That's the ideal. Does my first novel measure up to that? Honestly, no. Hot Flashes and Cold Lemonade is more like a pleasant Sunday drive with a few hairpin turns and dips in the road. (But my brakes eventually work!)

How about you? How would you describe the pace in the books you most enjoy? How about in the books you write? Is it the same, or different?

Oh, and by the way, if you're restoring an old car, please update the brakes. Safety trumps authenticity when you're barreling down the street.

And now (ta DA!) the Question of the Month: Win or not, do you usually finish your NaNo project? Have any of them gone on to be published?




Okay, how can I put this? I'm afraid when it comes to NaNo, my reaction has been strictly... NoNo. Not because I don't think it's a totally cool concept, and I have a lot of respect for the people who are disciplined enough to essentially write an entire book in a single month, but when it comes to writing, I'm content to crawl along in the slow lane. I mean, compared to those writers, I'm like a turtle waddling down the runway with airplanes taking off all around me. So a book in a month isn't likely to ever happen for me. To all you guys who are giving it a go this month, good luck to you!
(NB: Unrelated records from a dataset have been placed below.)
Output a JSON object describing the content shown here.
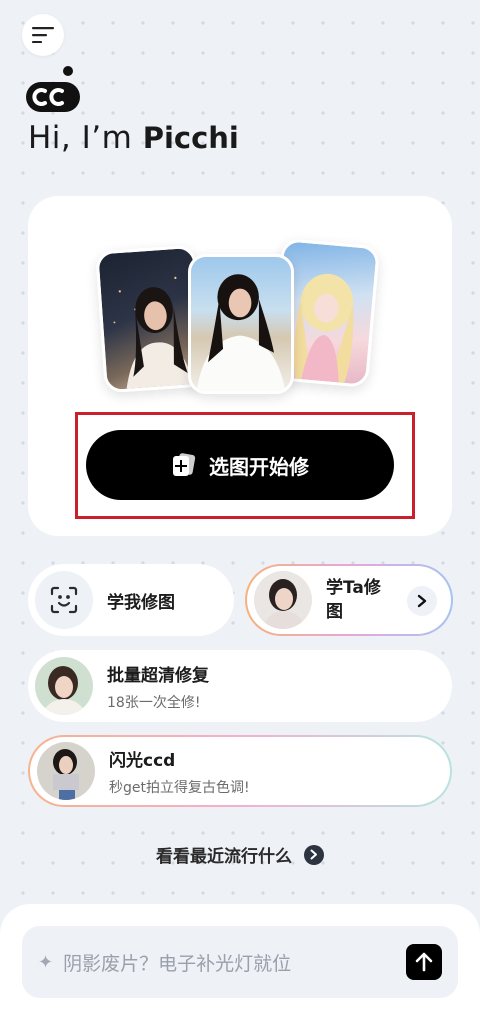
{
  "header": {
    "menu_icon": "menu-lines-icon",
    "logo_text": "CC",
    "greeting_prefix": "Hi, I’m ",
    "brand_name": "Picchi"
  },
  "hero": {
    "photo_count": 3,
    "start_button_icon": "add-photo-icon",
    "start_button_label": "选图开始修"
  },
  "features": {
    "learn_me": {
      "icon": "face-scan-icon",
      "title": "学我修图"
    },
    "learn_ta": {
      "title": "学Ta修图",
      "action_icon": "chevron-right-icon"
    },
    "batch": {
      "title": "批量超清修复",
      "subtitle": "18张一次全修!"
    },
    "flash": {
      "title": "闪光ccd",
      "subtitle": "秒get拍立得复古色调!"
    }
  },
  "trend_link": {
    "label": "看看最近流行什么",
    "icon": "chevron-right-icon"
  },
  "composer": {
    "sparkle_icon": "sparkle-icon",
    "placeholder": "阴影废片？电子补光灯就位",
    "send_icon": "arrow-up-icon"
  },
  "colors": {
    "background": "#eef1f6",
    "primary_button": "#000000",
    "highlight_border": "#c9202b"
  }
}
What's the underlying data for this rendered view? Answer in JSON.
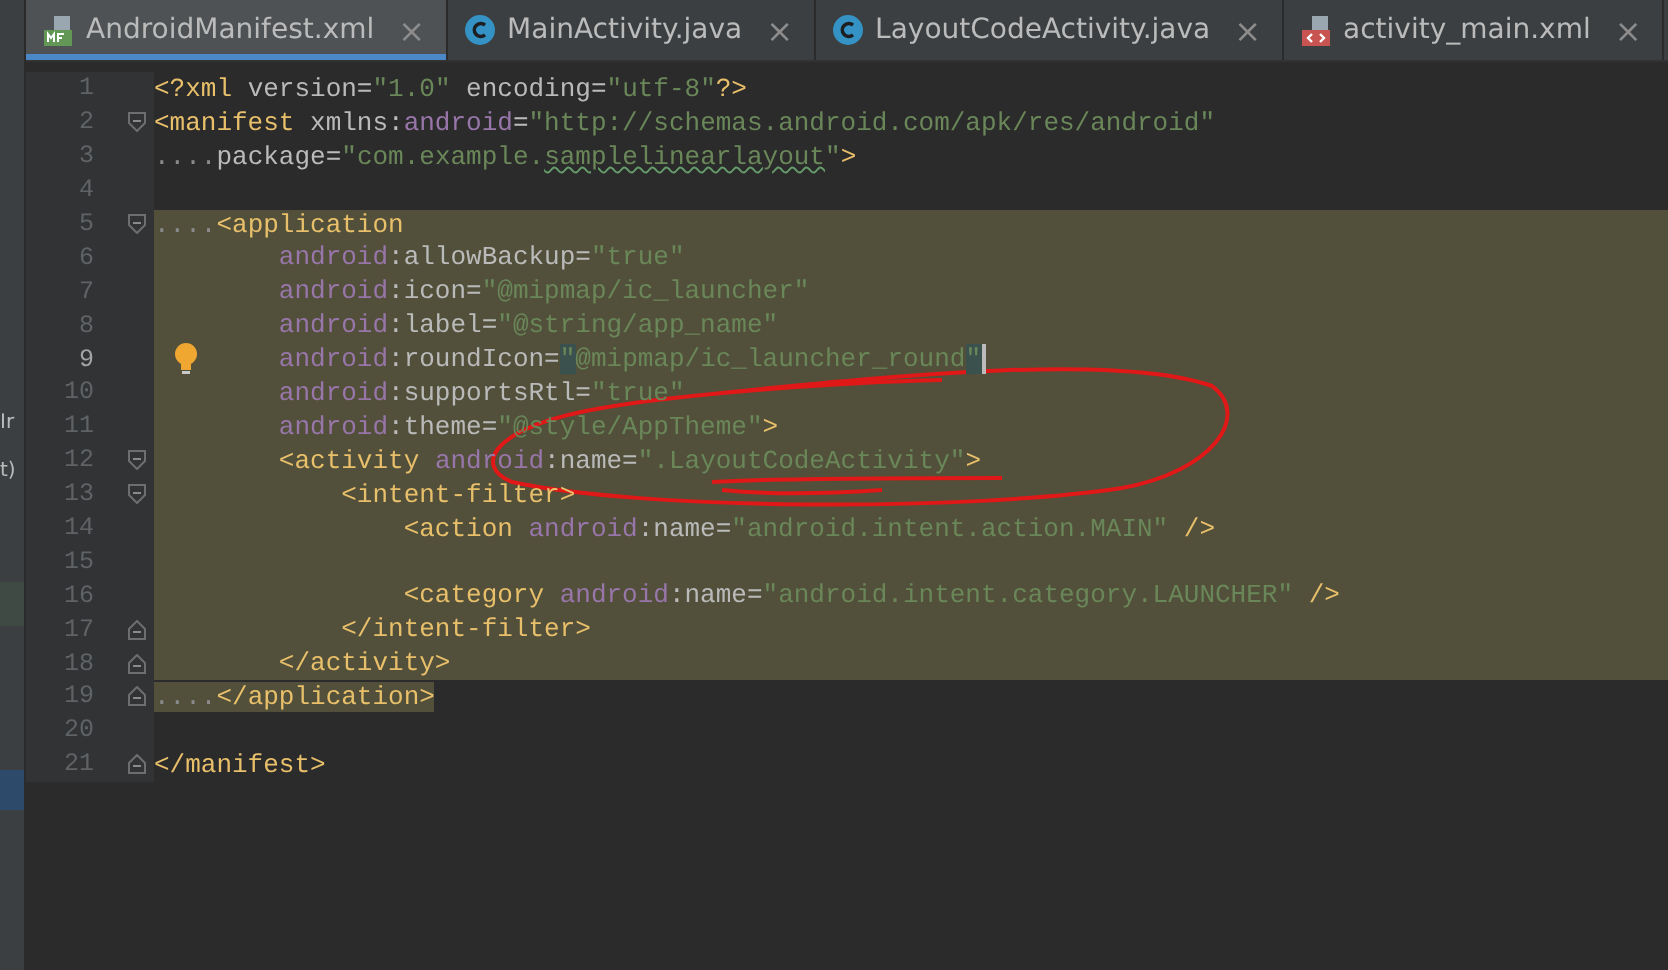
{
  "tabs": [
    {
      "label": "AndroidManifest.xml",
      "kind": "manifest",
      "selected": true,
      "close": "×"
    },
    {
      "label": "MainActivity.java",
      "kind": "java",
      "selected": false,
      "close": "×"
    },
    {
      "label": "LayoutCodeActivity.java",
      "kind": "java",
      "selected": false,
      "close": "×"
    },
    {
      "label": "activity_main.xml",
      "kind": "xml",
      "selected": false,
      "close": "×"
    }
  ],
  "side_panel": {
    "fragments": [
      "Ir",
      "t)"
    ]
  },
  "editor": {
    "lines": [
      {
        "number": "1",
        "current": false,
        "kind": "plain",
        "fold_start": false,
        "fold_end": false,
        "tokens": [
          {
            "kind": "tag",
            "text": "<?xml "
          },
          {
            "kind": "attr",
            "text": "version="
          },
          {
            "kind": "str",
            "text": "\"1.0\""
          },
          {
            "kind": "attr",
            "text": " encoding="
          },
          {
            "kind": "str",
            "text": "\"utf-8\""
          },
          {
            "kind": "tag",
            "text": "?>"
          }
        ]
      },
      {
        "number": "2",
        "current": false,
        "kind": "plain",
        "fold_start": true,
        "fold_end": false,
        "tokens": [
          {
            "kind": "tag",
            "text": "<manifest "
          },
          {
            "kind": "attr",
            "text": "xmlns:"
          },
          {
            "kind": "ns",
            "text": "android"
          },
          {
            "kind": "attr",
            "text": "="
          },
          {
            "kind": "str",
            "text": "\"http://schemas.android.com/apk/res/android\""
          }
        ]
      },
      {
        "number": "3",
        "current": false,
        "kind": "plain",
        "fold_start": false,
        "fold_end": false,
        "tokens": [
          {
            "kind": "ws",
            "text": "...."
          },
          {
            "kind": "attr",
            "text": "package="
          },
          {
            "kind": "str",
            "text": "\"com.example."
          },
          {
            "kind": "typo",
            "text": "samplelinearlayout"
          },
          {
            "kind": "str",
            "text": "\""
          },
          {
            "kind": "tag",
            "text": ">"
          }
        ]
      },
      {
        "number": "4",
        "current": false,
        "kind": "plain",
        "fold_start": false,
        "fold_end": false
      },
      {
        "number": "5",
        "current": false,
        "kind": "selection-start",
        "fold_start": true,
        "fold_end": false,
        "tokens": [
          {
            "kind": "ws",
            "text": "...."
          },
          {
            "kind": "tag",
            "text": "<application"
          }
        ]
      },
      {
        "number": "6",
        "current": false,
        "kind": "selected",
        "fold_start": false,
        "fold_end": false,
        "tokens": [
          {
            "kind": "ns",
            "text": "        android"
          },
          {
            "kind": "attr",
            "text": ":allowBackup="
          },
          {
            "kind": "str",
            "text": "\"true\""
          }
        ]
      },
      {
        "number": "7",
        "current": false,
        "kind": "selected",
        "fold_start": false,
        "fold_end": false,
        "tokens": [
          {
            "kind": "ns",
            "text": "        android"
          },
          {
            "kind": "attr",
            "text": ":icon="
          },
          {
            "kind": "str",
            "text": "\"@mipmap/ic_launcher\""
          }
        ]
      },
      {
        "number": "8",
        "current": false,
        "kind": "selected",
        "fold_start": false,
        "fold_end": false,
        "tokens": [
          {
            "kind": "ns",
            "text": "        android"
          },
          {
            "kind": "attr",
            "text": ":label="
          },
          {
            "kind": "str",
            "text": "\"@string/app_name\""
          }
        ]
      },
      {
        "number": "9",
        "current": true,
        "kind": "selected",
        "fold_start": false,
        "fold_end": false,
        "bulb": true,
        "tokens": [
          {
            "kind": "ns",
            "text": "        android"
          },
          {
            "kind": "attr",
            "text": ":roundIcon="
          },
          {
            "kind": "match",
            "text": "\""
          },
          {
            "kind": "str",
            "text": "@mipmap/ic_launcher_round"
          },
          {
            "kind": "match",
            "text": "\""
          }
        ]
      },
      {
        "number": "10",
        "current": false,
        "kind": "selected",
        "fold_start": false,
        "fold_end": false,
        "tokens": [
          {
            "kind": "ns",
            "text": "        android"
          },
          {
            "kind": "attr",
            "text": ":supportsRtl="
          },
          {
            "kind": "str",
            "text": "\"true\""
          }
        ]
      },
      {
        "number": "11",
        "current": false,
        "kind": "selected",
        "fold_start": false,
        "fold_end": false,
        "tokens": [
          {
            "kind": "ns",
            "text": "        android"
          },
          {
            "kind": "attr",
            "text": ":theme="
          },
          {
            "kind": "str",
            "text": "\"@style/AppTheme\""
          },
          {
            "kind": "tag",
            "text": ">"
          }
        ]
      },
      {
        "number": "12",
        "current": false,
        "kind": "selected",
        "fold_start": true,
        "fold_end": false,
        "tokens": [
          {
            "kind": "tag",
            "text": "        <activity "
          },
          {
            "kind": "ns",
            "text": "android"
          },
          {
            "kind": "attr",
            "text": ":name="
          },
          {
            "kind": "str",
            "text": "\".LayoutCodeActivity\""
          },
          {
            "kind": "tag",
            "text": ">"
          }
        ]
      },
      {
        "number": "13",
        "current": false,
        "kind": "selected",
        "fold_start": true,
        "fold_end": false,
        "tokens": [
          {
            "kind": "tag",
            "text": "            <intent-filter>"
          }
        ]
      },
      {
        "number": "14",
        "current": false,
        "kind": "selected",
        "fold_start": false,
        "fold_end": false,
        "tokens": [
          {
            "kind": "tag",
            "text": "                <action "
          },
          {
            "kind": "ns",
            "text": "android"
          },
          {
            "kind": "attr",
            "text": ":name="
          },
          {
            "kind": "str",
            "text": "\"android.intent.action.MAIN\""
          },
          {
            "kind": "tag",
            "text": " />"
          }
        ]
      },
      {
        "number": "15",
        "current": false,
        "kind": "selected",
        "fold_start": false,
        "fold_end": false
      },
      {
        "number": "16",
        "current": false,
        "kind": "selected",
        "fold_start": false,
        "fold_end": false,
        "tokens": [
          {
            "kind": "tag",
            "text": "                <category "
          },
          {
            "kind": "ns",
            "text": "android"
          },
          {
            "kind": "attr",
            "text": ":name="
          },
          {
            "kind": "str",
            "text": "\"android.intent.category.LAUNCHER\""
          },
          {
            "kind": "tag",
            "text": " />"
          }
        ]
      },
      {
        "number": "17",
        "current": false,
        "kind": "selected",
        "fold_start": false,
        "fold_end": true,
        "tokens": [
          {
            "kind": "tag",
            "text": "            </intent-filter>"
          }
        ]
      },
      {
        "number": "18",
        "current": false,
        "kind": "selected",
        "fold_start": false,
        "fold_end": true,
        "tokens": [
          {
            "kind": "tag",
            "text": "        </activity>"
          }
        ]
      },
      {
        "number": "19",
        "current": false,
        "kind": "selection-end",
        "fold_start": false,
        "fold_end": true,
        "tokens": [
          {
            "kind": "ws",
            "text": "...."
          },
          {
            "kind": "tag",
            "text": "</application>"
          }
        ]
      },
      {
        "number": "20",
        "current": false,
        "kind": "plain",
        "fold_start": false,
        "fold_end": false
      },
      {
        "number": "21",
        "current": false,
        "kind": "plain",
        "fold_start": false,
        "fold_end": true,
        "tokens": [
          {
            "kind": "tag",
            "text": "</manifest>"
          }
        ]
      }
    ]
  }
}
I'll stay in the right hand lane so y'all can fly on past.

                           Until next time, take care of yourselves. And each other.